Netherfieldmom said...

I have a couple of recommendations--(BTW I have read a LOT of parenting books over the years and have never come across one that recommends fear as a behavioral management technique.) I really like the 7 Habits of Highly Effective Families by Covey, Parenting Teens with Love and Logic by Fay, and Grace Based Parenting by Kimmel.

Elisheva Hannah Levin said...

I am waiting to see what you think of these two books and if they are helpful for the teen years.

I so rarely read the general parenting teens books because the Boychick's issues have much to do with his having AS. And I also think that many of them have different agendas that I do not necessarily support.

It will be nice to know how these two stack up.
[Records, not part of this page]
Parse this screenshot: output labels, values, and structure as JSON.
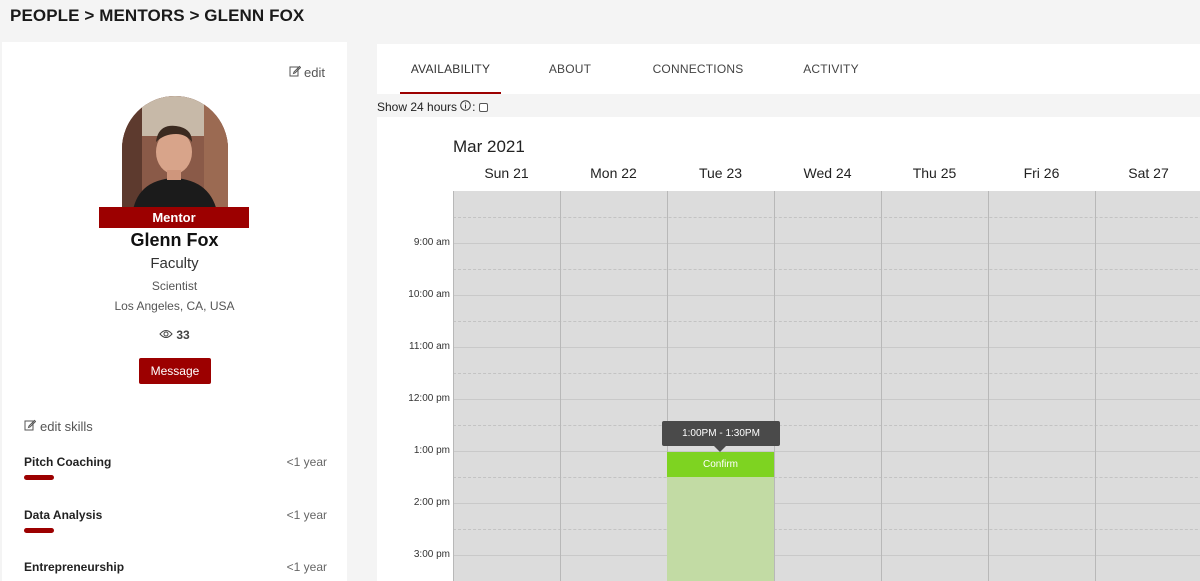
{
  "breadcrumb": "PEOPLE > MENTORS > GLENN FOX",
  "profile": {
    "edit_label": "edit",
    "role_badge": "Mentor",
    "name": "Glenn Fox",
    "title": "Faculty",
    "subtitle": "Scientist",
    "location": "Los Angeles, CA, USA",
    "views": "33",
    "message_label": "Message",
    "edit_skills_label": "edit skills",
    "skills": [
      {
        "name": "Pitch Coaching",
        "duration": "<1 year"
      },
      {
        "name": "Data Analysis",
        "duration": "<1 year"
      },
      {
        "name": "Entrepreneurship",
        "duration": "<1 year"
      }
    ],
    "accent_color": "#9c0000"
  },
  "tabs": [
    {
      "label": "AVAILABILITY",
      "active": true
    },
    {
      "label": "ABOUT",
      "active": false
    },
    {
      "label": "CONNECTIONS",
      "active": false
    },
    {
      "label": "ACTIVITY",
      "active": false
    }
  ],
  "calendar": {
    "show24_label": "Show 24 hours",
    "show24_checked": false,
    "month": "Mar 2021",
    "days": [
      "Sun 21",
      "Mon 22",
      "Tue 23",
      "Wed 24",
      "Thu 25",
      "Fri 26",
      "Sat 27"
    ],
    "times": [
      "9:00 am",
      "10:00 am",
      "11:00 am",
      "12:00 pm",
      "1:00 pm",
      "2:00 pm",
      "3:00 pm"
    ],
    "tooltip": "1:00PM - 1:30PM",
    "confirm_label": "Confirm",
    "confirm_color": "#7ed321",
    "slot_color": "#c2dba4"
  }
}
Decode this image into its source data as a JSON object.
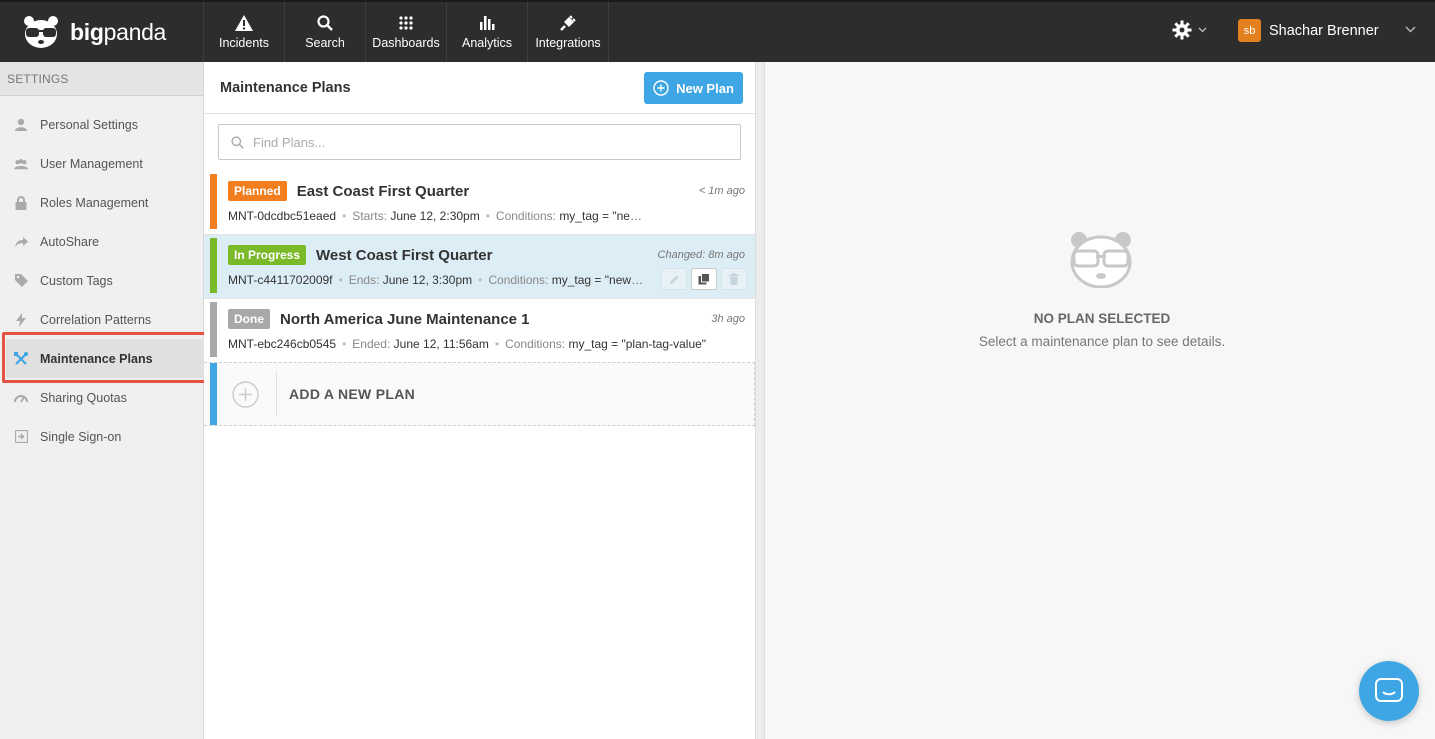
{
  "app": {
    "logo_bold": "big",
    "logo_rest": "panda",
    "brand_color": "#3fa6e6"
  },
  "nav": [
    {
      "label": "Incidents",
      "icon": "warning-icon"
    },
    {
      "label": "Search",
      "icon": "search-icon"
    },
    {
      "label": "Dashboards",
      "icon": "grid-icon"
    },
    {
      "label": "Analytics",
      "icon": "bar-chart-icon"
    },
    {
      "label": "Integrations",
      "icon": "plug-icon"
    }
  ],
  "user": {
    "initials": "sb",
    "name": "Shachar Brenner"
  },
  "sidebar": {
    "header": "SETTINGS",
    "items": [
      {
        "label": "Personal Settings",
        "icon": "person-icon"
      },
      {
        "label": "User Management",
        "icon": "users-icon"
      },
      {
        "label": "Roles Management",
        "icon": "lock-icon"
      },
      {
        "label": "AutoShare",
        "icon": "share-arrow-icon"
      },
      {
        "label": "Custom Tags",
        "icon": "tag-icon"
      },
      {
        "label": "Correlation Patterns",
        "icon": "lightning-icon"
      },
      {
        "label": "Maintenance Plans",
        "icon": "tools-icon",
        "active": true
      },
      {
        "label": "Sharing Quotas",
        "icon": "gauge-icon"
      },
      {
        "label": "Single Sign-on",
        "icon": "sign-in-icon"
      }
    ]
  },
  "plans_panel": {
    "title": "Maintenance Plans",
    "new_button": "New Plan",
    "search_placeholder": "Find Plans...",
    "plans": [
      {
        "status": "Planned",
        "status_color": "#f37e1f",
        "name": "East Coast First Quarter",
        "time": "< 1m ago",
        "id": "MNT-0dcdbc51eaed",
        "date_key": "Starts:",
        "date_val": "June 12, 2:30pm",
        "cond_key": "Conditions:",
        "cond_val": "my_tag = \"new_user\""
      },
      {
        "status": "In Progress",
        "status_color": "#7ab929",
        "name": "West Coast First Quarter",
        "time_key": "Changed:",
        "time": "8m ago",
        "id": "MNT-c4411702009f",
        "date_key": "Ends:",
        "date_val": "June 12, 3:30pm",
        "cond_key": "Conditions:",
        "cond_val": "my_tag = \"new_user\"",
        "selected": true
      },
      {
        "status": "Done",
        "status_color": "#a8a8a8",
        "name": "North America June Maintenance 1",
        "time": "3h ago",
        "id": "MNT-ebc246cb0545",
        "date_key": "Ended:",
        "date_val": "June 12, 11:56am",
        "cond_key": "Conditions:",
        "cond_val": "my_tag = \"plan-tag-value\""
      }
    ],
    "add_label": "ADD A NEW PLAN"
  },
  "detail": {
    "empty_title": "NO PLAN SELECTED",
    "empty_sub": "Select a maintenance plan to see details."
  }
}
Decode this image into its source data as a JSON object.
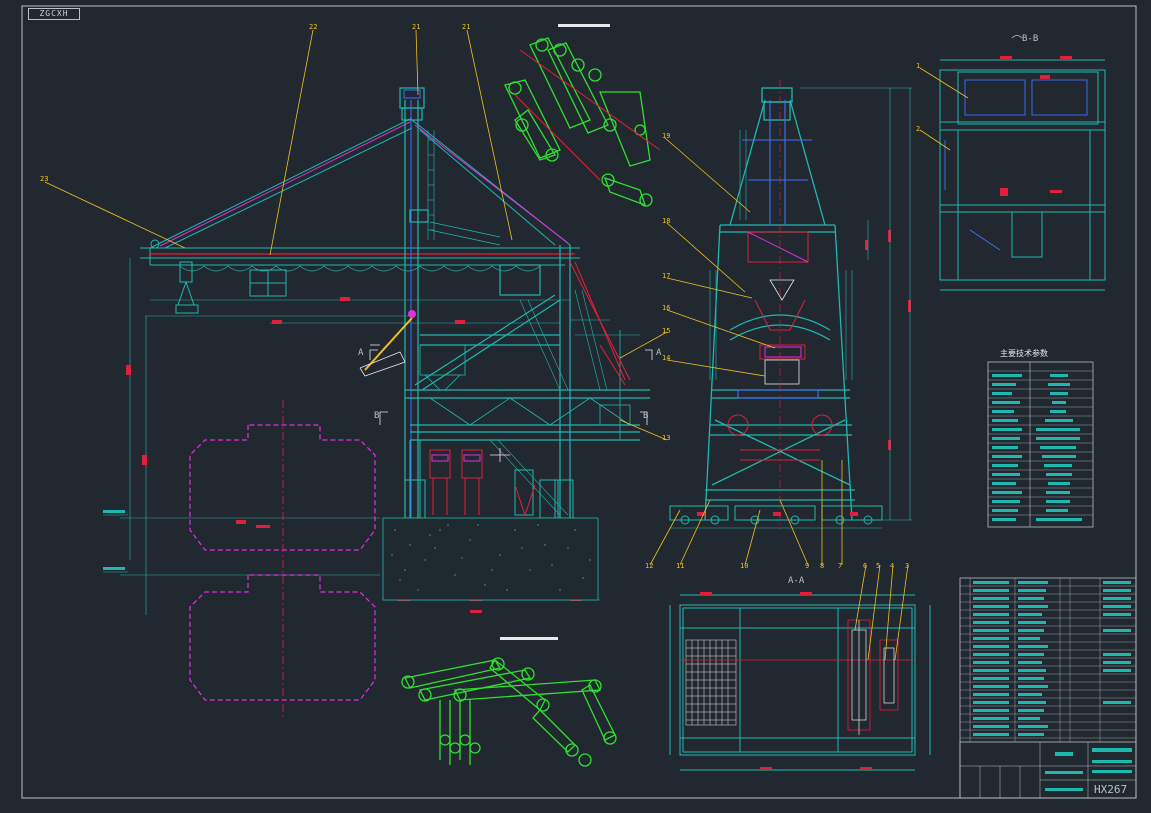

christinemm said...

Netherfield Mom, Thanks for the recommendations.

Can you comment on Love and Logic as to spanking and physical pain infliction measures? I read something online that led me to believe the book may have things that are against my principals.

Giving punishment to a child that includes being hit and feeling pain is a fear based parenting technique. Kids fear they will be hurt so they try to not break the rules. They may not really care that they are making 'the right choice' but they might not do it to try just to not get hurt.

Even punishment methods as tame as removal of priviledges (i.e. video game playing time) is a fear based method too, as it is being afraid of the outcome.

mamak said...

I Loved the Naomi Aldort book. Validation, working so well here. Good luck and let us know what you think about the connections book!-K

Willa said...

I liked How to Really Love your Teen by Ross Campbell, and another book called Hold on to Your Kids by Gordon Neufeld -- not exactly about parenting techniques but about attachment and how it plays out in teen behavior.

Melanie said...

Hi! I'm new to your blog. I love it so far! I share your parenting philosophy.

Have you ever read "Kids Are Worth It" by Barbara Coloroso? It's absolutely one of the best parenting books I've ever read. It's all about giving your kids the "gift of inner discipline". I love it!

So glad I found you! Can't wait to read more.

Melanie

Netherfieldmom said...

Sorry to take so long to respond--I haven't read the non-teen L&L book in awhile, so I can't comment on its stand on spanking, but the teen one certainly doesn't advocate any of that. It recommends your position as not unlike a paid consultant--you advise and recommend, but they are under no obligation to act on your recommendations, thus logical consequences will (and should be allowed) to follow. Helps me control my hovering nature. I got it pretty cheaply, used on Ebay.